[Assigned task]: From the entries below, please gather each line containing the string "were".
** Opening Given data block **
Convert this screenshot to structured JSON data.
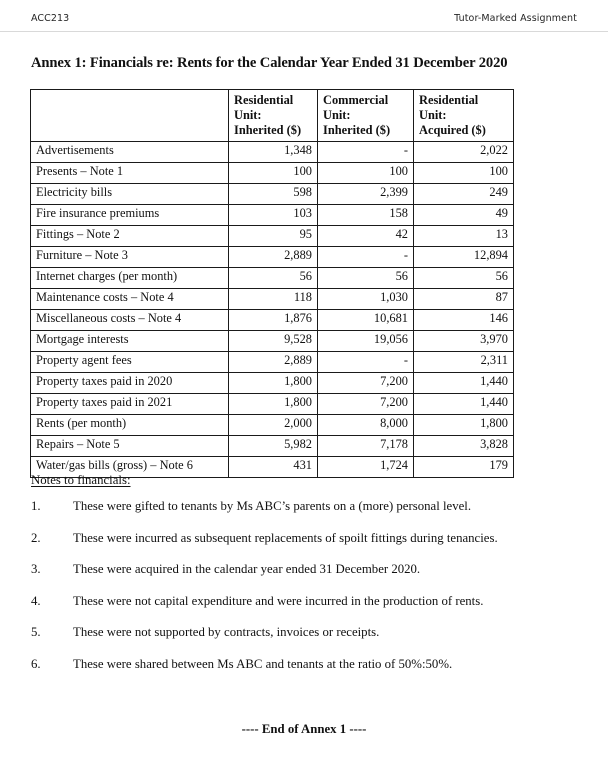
{
  "page_header": {
    "course_code": "ACC213",
    "assignment_label": "Tutor-Marked Assignment"
  },
  "title": "Annex 1: Financials re: Rents for the Calendar Year Ended 31 December 2020",
  "table": {
    "columns": [
      {
        "line1": "",
        "line2": "",
        "line3": ""
      },
      {
        "line1": "Residential",
        "line2": "Unit:",
        "line3": "Inherited ($)"
      },
      {
        "line1": "Commercial",
        "line2": "Unit:",
        "line3": "Inherited ($)"
      },
      {
        "line1": "Residential",
        "line2": "Unit:",
        "line3": "Acquired ($)"
      }
    ],
    "rows": [
      {
        "label": "Advertisements",
        "a": "1,348",
        "b": "-",
        "c": "2,022"
      },
      {
        "label": "Presents – Note 1",
        "a": "100",
        "b": "100",
        "c": "100"
      },
      {
        "label": "Electricity bills",
        "a": "598",
        "b": "2,399",
        "c": "249"
      },
      {
        "label": "Fire insurance premiums",
        "a": "103",
        "b": "158",
        "c": "49"
      },
      {
        "label": "Fittings – Note 2",
        "a": "95",
        "b": "42",
        "c": "13"
      },
      {
        "label": "Furniture – Note 3",
        "a": "2,889",
        "b": "-",
        "c": "12,894"
      },
      {
        "label": "Internet charges (per month)",
        "a": "56",
        "b": "56",
        "c": "56"
      },
      {
        "label": "Maintenance costs – Note 4",
        "a": "118",
        "b": "1,030",
        "c": "87"
      },
      {
        "label": "Miscellaneous costs – Note 4",
        "a": "1,876",
        "b": "10,681",
        "c": "146"
      },
      {
        "label": "Mortgage interests",
        "a": "9,528",
        "b": "19,056",
        "c": "3,970"
      },
      {
        "label": "Property agent fees",
        "a": "2,889",
        "b": "-",
        "c": "2,311"
      },
      {
        "label": "Property taxes paid in 2020",
        "a": "1,800",
        "b": "7,200",
        "c": "1,440"
      },
      {
        "label": "Property taxes paid in 2021",
        "a": "1,800",
        "b": "7,200",
        "c": "1,440"
      },
      {
        "label": "Rents (per month)",
        "a": "2,000",
        "b": "8,000",
        "c": "1,800"
      },
      {
        "label": "Repairs – Note 5",
        "a": "5,982",
        "b": "7,178",
        "c": "3,828"
      },
      {
        "label": "Water/gas bills (gross) – Note 6",
        "a": "431",
        "b": "1,724",
        "c": "179"
      }
    ]
  },
  "notes": {
    "heading": "Notes to financials:",
    "items": [
      {
        "num": "1.",
        "text": "These were gifted to tenants by Ms ABC’s parents on a (more) personal level."
      },
      {
        "num": "2.",
        "text": "These were incurred as subsequent replacements of spoilt fittings during tenancies."
      },
      {
        "num": "3.",
        "text": "These were acquired in the calendar year ended 31 December 2020."
      },
      {
        "num": "4.",
        "text": "These were not capital expenditure and were incurred in the production of rents."
      },
      {
        "num": "5.",
        "text": "These were not supported by contracts, invoices or receipts."
      },
      {
        "num": "6.",
        "text": "These were shared between Ms ABC and tenants at the ratio of 50%:50%."
      }
    ]
  },
  "footer": "---- End of Annex 1 ----"
}
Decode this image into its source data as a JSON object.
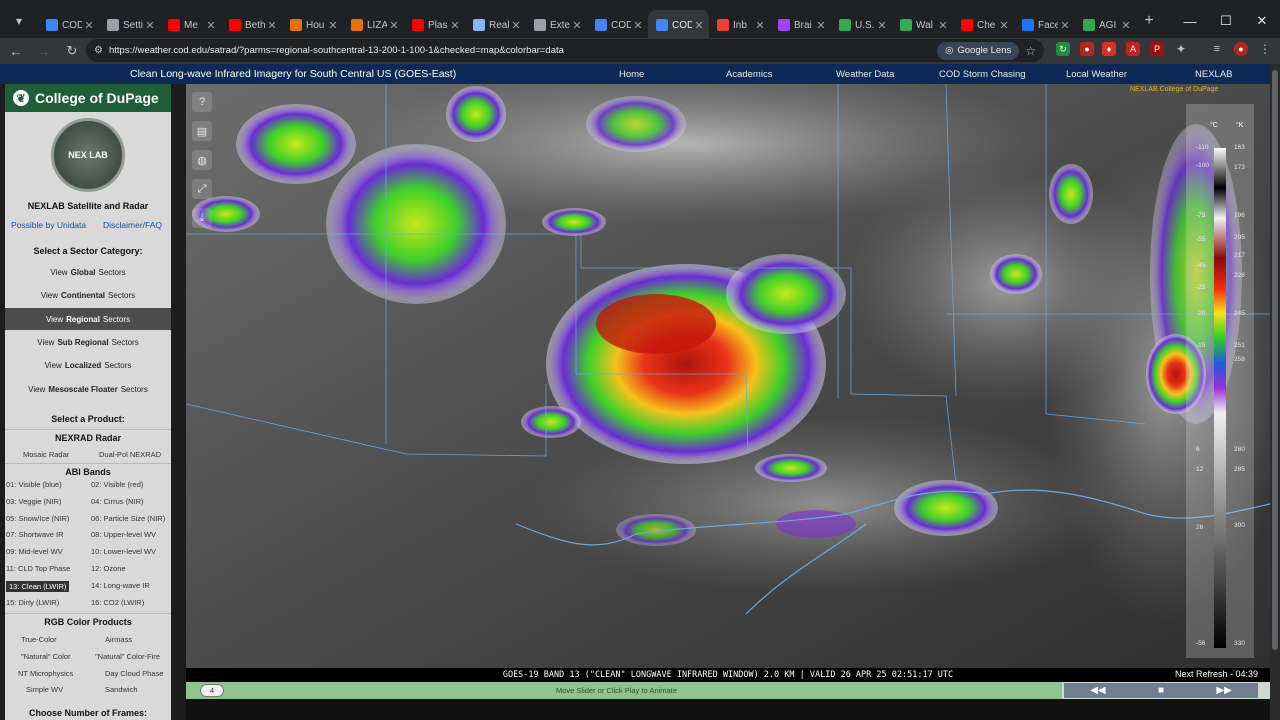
{
  "browser": {
    "tabs": [
      {
        "label": "COD",
        "color": "#4285f4"
      },
      {
        "label": "Setti",
        "color": "#9aa0a6"
      },
      {
        "label": "Me",
        "color": "#ff0000"
      },
      {
        "label": "Beth",
        "color": "#ff0000"
      },
      {
        "label": "Hou",
        "color": "#e8710a"
      },
      {
        "label": "LIZA",
        "color": "#e8710a"
      },
      {
        "label": "Plas",
        "color": "#ff0000"
      },
      {
        "label": "Real",
        "color": "#8ab4f8"
      },
      {
        "label": "Exte",
        "color": "#9aa0a6"
      },
      {
        "label": "COD",
        "color": "#4285f4"
      },
      {
        "label": "COD",
        "color": "#4285f4"
      },
      {
        "label": "Inb",
        "color": "#ea4335"
      },
      {
        "label": "Brai",
        "color": "#a142f4"
      },
      {
        "label": "U.S.",
        "color": "#34a853"
      },
      {
        "label": "Wal",
        "color": "#34a853"
      },
      {
        "label": "Che",
        "color": "#ff0000"
      },
      {
        "label": "Face",
        "color": "#1877f2"
      },
      {
        "label": "AGI",
        "color": "#34a853"
      }
    ],
    "url": "https://weather.cod.edu/satrad/?parms=regional-southcentral-13-200-1-100-1&checked=map&colorbar=data",
    "lens_label": "Google Lens"
  },
  "site": {
    "title": "Clean Long-wave Infrared Imagery for South Central US (GOES-East)",
    "nav": [
      "Home",
      "Academics",
      "Weather Data",
      "COD Storm Chasing",
      "Local Weather",
      "NEXLAB"
    ]
  },
  "sidebar": {
    "brand": "College of DuPage",
    "logo_text": "NEX LAB",
    "heading": "NEXLAB Satellite and Radar",
    "link_unidata": "Possible by Unidata",
    "link_disclaimer": "Disclaimer/FAQ",
    "sector_category_label": "Select a Sector Category:",
    "sectors": [
      {
        "pre": "View",
        "bold": "Global",
        "post": "Sectors"
      },
      {
        "pre": "View",
        "bold": "Continental",
        "post": "Sectors"
      },
      {
        "pre": "View",
        "bold": "Regional",
        "post": "Sectors"
      },
      {
        "pre": "View",
        "bold": "Sub Regional",
        "post": "Sectors"
      },
      {
        "pre": "View",
        "bold": "Localized",
        "post": "Sectors"
      },
      {
        "pre": "View",
        "bold": "Mesoscale Floater",
        "post": "Sectors"
      }
    ],
    "product_label": "Select a Product:",
    "nexrad_label": "NEXRAD Radar",
    "nexrad_items": [
      "Mosaic Radar",
      "Dual-Pol NEXRAD"
    ],
    "abi_label": "ABI Bands",
    "abi_bands": [
      [
        "01: Visible (blue)",
        "02: Visible (red)"
      ],
      [
        "03: Veggie (NIR)",
        "04: Cirrus (NIR)"
      ],
      [
        "05: Snow/Ice (NIR)",
        "06: Particle Size (NIR)"
      ],
      [
        "07: Shortwave IR",
        "08: Upper-level WV"
      ],
      [
        "09: Mid-level WV",
        "10: Lower-level WV"
      ],
      [
        "11: CLD Top Phase",
        "12: Ozone"
      ],
      [
        "13: Clean (LWIR)",
        "14: Long-wave IR"
      ],
      [
        "15: Dirty (LWIR)",
        "16: CO2 (LWIR)"
      ]
    ],
    "rgb_label": "RGB Color Products",
    "rgb_items": [
      [
        "True-Color",
        "Airmass"
      ],
      [
        "\"Natural\" Color",
        "\"Natural\" Color-Fire"
      ],
      [
        "NT Microphysics",
        "Day Cloud Phase"
      ],
      [
        "Simple WV",
        "Sandwich"
      ]
    ],
    "frames_label": "Choose Number of Frames:"
  },
  "map": {
    "watermark": "NEXLAB College of DuPage",
    "caption": "GOES-19 BAND 13 (\"CLEAN\" LONGWAVE INFRARED WINDOW) 2.0 KM | VALID 26 APR 25 02:51:17 UTC",
    "refresh": "Next Refresh - 04:39",
    "slider_value": "4",
    "slider_hint": "Move Slider or Click Play to Animate",
    "colorbar": {
      "unit_c": "°C",
      "unit_k": "°K",
      "celsius_ticks": [
        "-110",
        "-100",
        "-75",
        "-55",
        "-45",
        "-25",
        "-20",
        "-15",
        "6",
        "12",
        "26",
        "-56"
      ],
      "kelvin_ticks": [
        "163",
        "173",
        "196",
        "205",
        "217",
        "228",
        "245",
        "251",
        "258",
        "280",
        "285",
        "300",
        "330"
      ]
    }
  },
  "colors": {
    "sitebar": "#0c2a55",
    "cod_green": "#1f5e36",
    "slider_green": "#8fc48f"
  }
}
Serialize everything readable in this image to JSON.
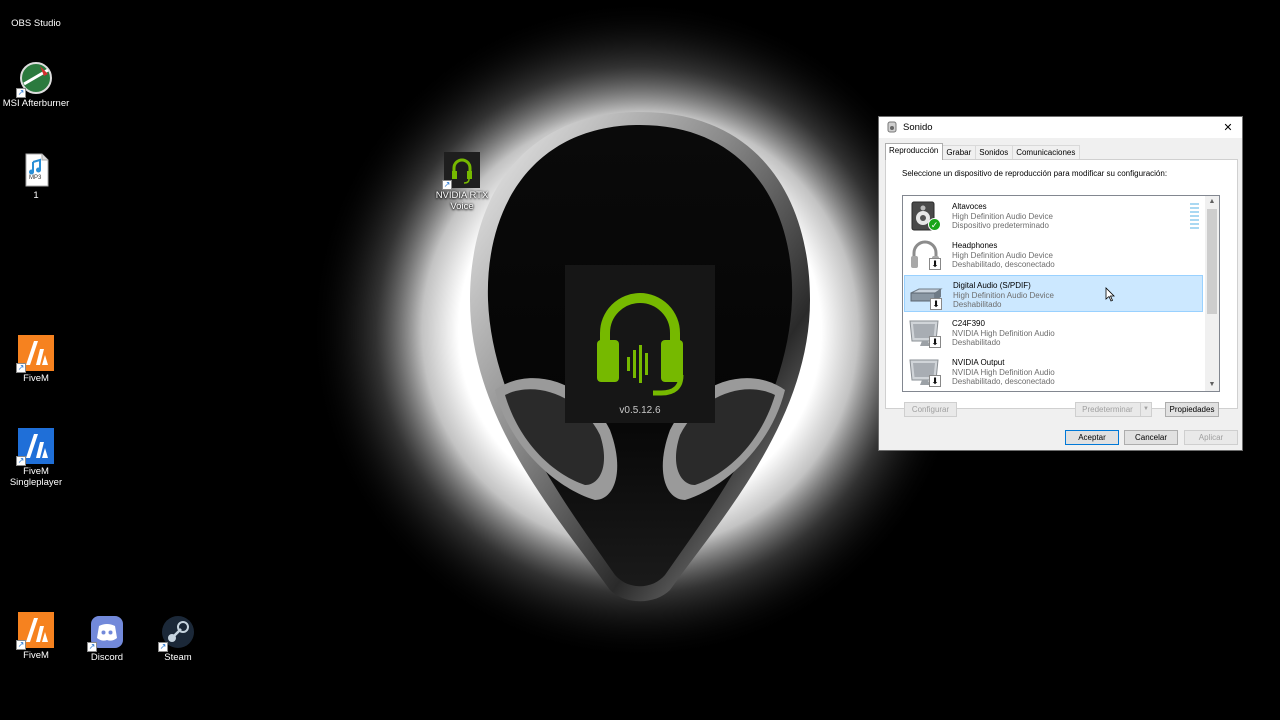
{
  "desktop": {
    "icons": [
      {
        "label": "OBS Studio",
        "icon": "obs-icon"
      },
      {
        "label": "MSI Afterburner",
        "icon": "msi-afterburner-icon"
      },
      {
        "label": "1",
        "icon": "mp3-file-icon"
      },
      {
        "label": "NVIDIA RTX Voice",
        "icon": "nvidia-rtx-voice-icon"
      },
      {
        "label": "FiveM",
        "icon": "fivem-icon"
      },
      {
        "label": "FiveM Singleplayer",
        "icon": "fivem-singleplayer-icon"
      },
      {
        "label": "FiveM",
        "icon": "fivem-icon"
      },
      {
        "label": "Discord",
        "icon": "discord-icon"
      },
      {
        "label": "Steam",
        "icon": "steam-icon"
      }
    ],
    "mp3_badge": "MP3"
  },
  "splash": {
    "version": "v0.5.12.6",
    "accent_color": "#76b900"
  },
  "dialog": {
    "title": "Sonido",
    "close_glyph": "✕",
    "tabs": [
      {
        "label": "Reproducción",
        "active": true
      },
      {
        "label": "Grabar",
        "active": false
      },
      {
        "label": "Sonidos",
        "active": false
      },
      {
        "label": "Comunicaciones",
        "active": false
      }
    ],
    "instruction": "Seleccione un dispositivo de reproducción para modificar su configuración:",
    "devices": [
      {
        "name": "Altavoces",
        "driver": "High Definition Audio Device",
        "status": "Dispositivo predeterminado",
        "icon": "speaker-icon",
        "badge": "default-check-badge",
        "selected": false
      },
      {
        "name": "Headphones",
        "driver": "High Definition Audio Device",
        "status": "Deshabilitado, desconectado",
        "icon": "headphones-icon",
        "badge": "disabled-arrow-badge",
        "selected": false
      },
      {
        "name": "Digital Audio (S/PDIF)",
        "driver": "High Definition Audio Device",
        "status": "Deshabilitado",
        "icon": "digital-audio-icon",
        "badge": "disabled-arrow-badge",
        "selected": true
      },
      {
        "name": "C24F390",
        "driver": "NVIDIA High Definition Audio",
        "status": "Deshabilitado",
        "icon": "monitor-icon",
        "badge": "disabled-arrow-badge",
        "selected": false
      },
      {
        "name": "NVIDIA Output",
        "driver": "NVIDIA High Definition Audio",
        "status": "Deshabilitado, desconectado",
        "icon": "monitor-icon",
        "badge": "disabled-arrow-badge",
        "selected": false
      }
    ],
    "buttons": {
      "configure": "Configurar",
      "set_default": "Predeterminar",
      "properties": "Propiedades",
      "ok": "Aceptar",
      "cancel": "Cancelar",
      "apply": "Aplicar"
    },
    "colors": {
      "selection_bg": "#cce8ff",
      "selection_border": "#99d1ff",
      "primary_border": "#0078d7"
    }
  }
}
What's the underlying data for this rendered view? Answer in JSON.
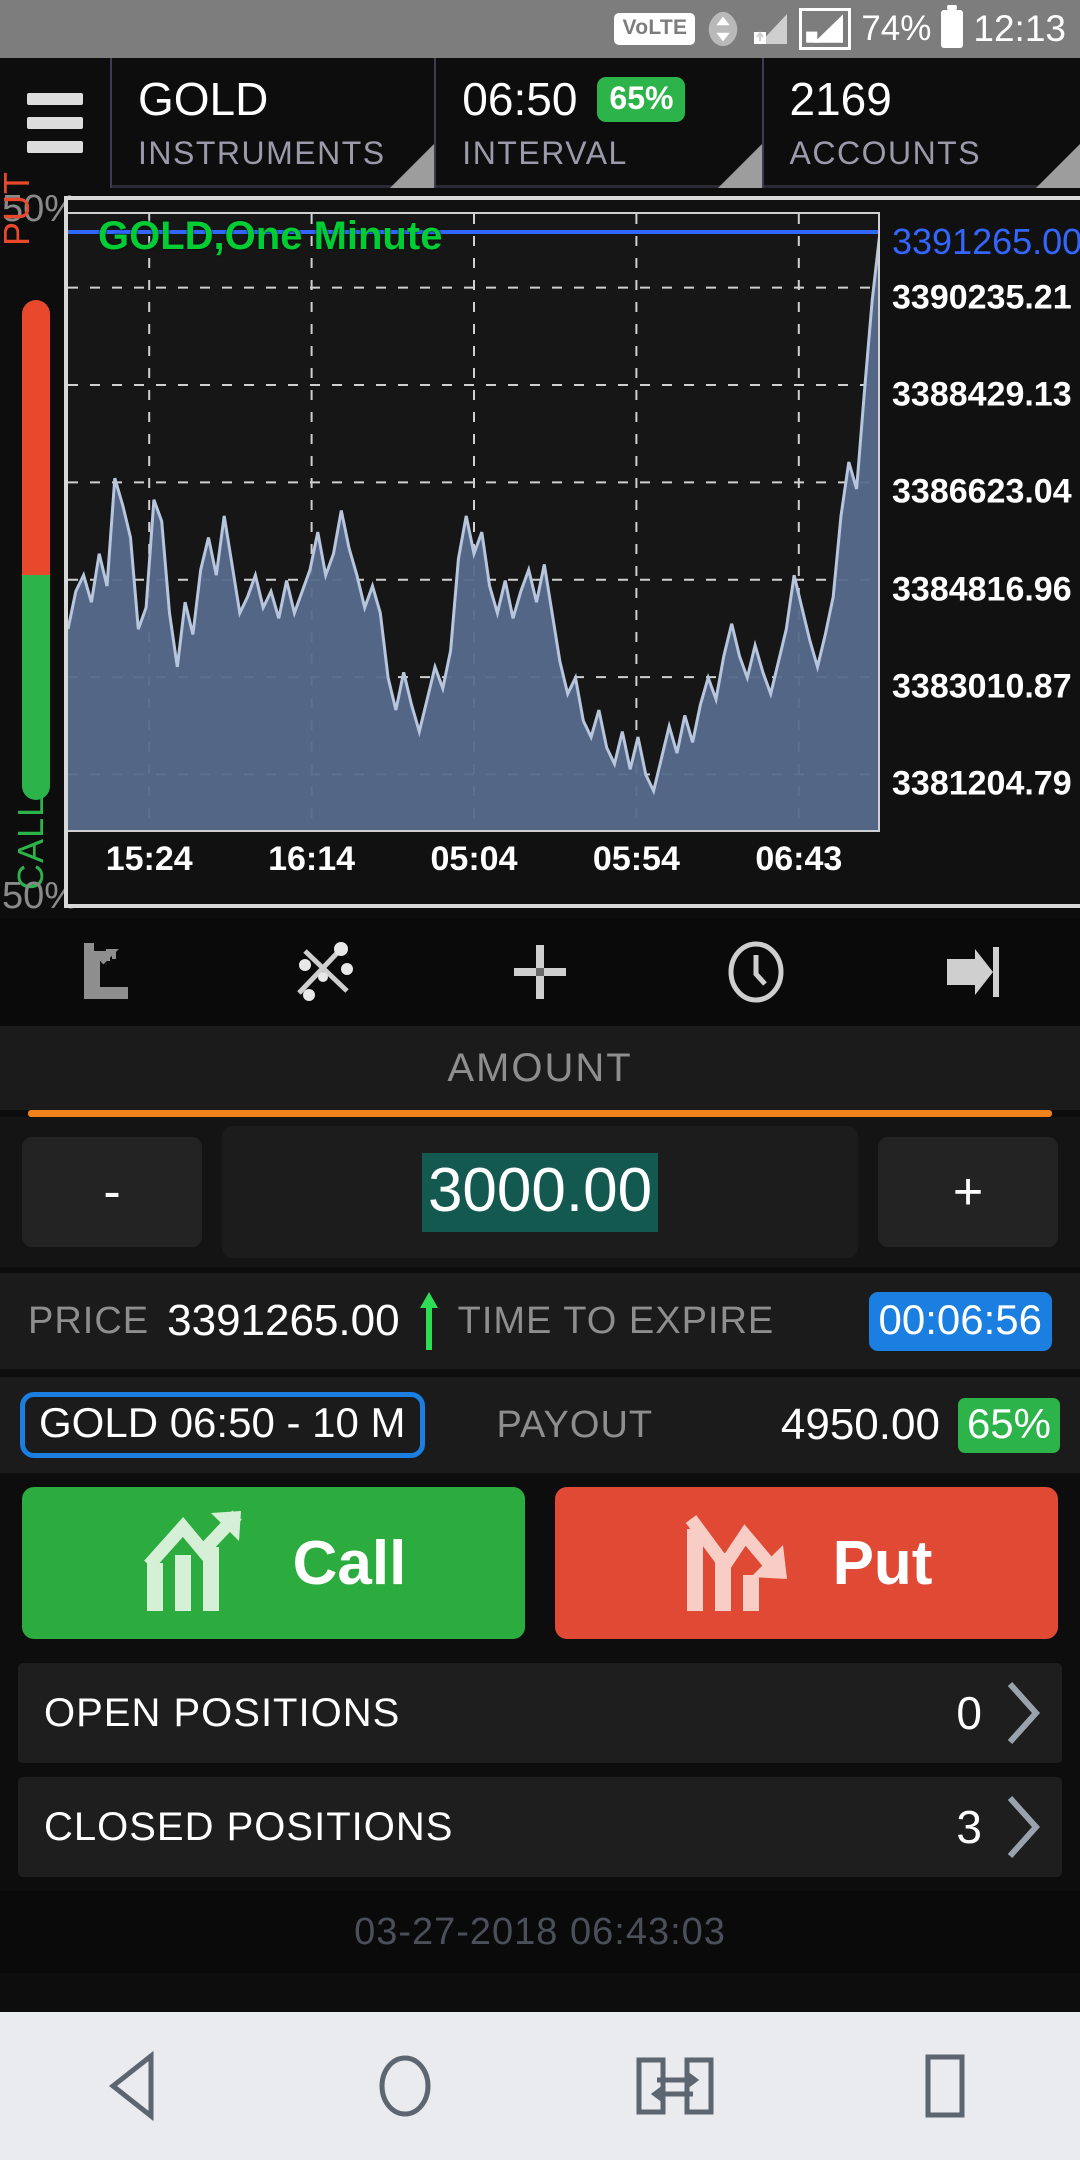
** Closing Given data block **
[Answer to the exercise]:
        "text": "These were gifted to tenants by Ms ABC’s parents on a (more) personal level."
        "text": "These were incurred as subsequent replacements of spoilt fittings during tenancies."
        "text": "These were acquired in the calendar year ended 31 December 2020."
        "text": "These were not capital expenditure and were incurred in the production of rents."
        "text": "These were not supported by contracts, invoices or receipts."
        "text": "These were shared between Ms ABC and tenants at the ratio of 50%:50%."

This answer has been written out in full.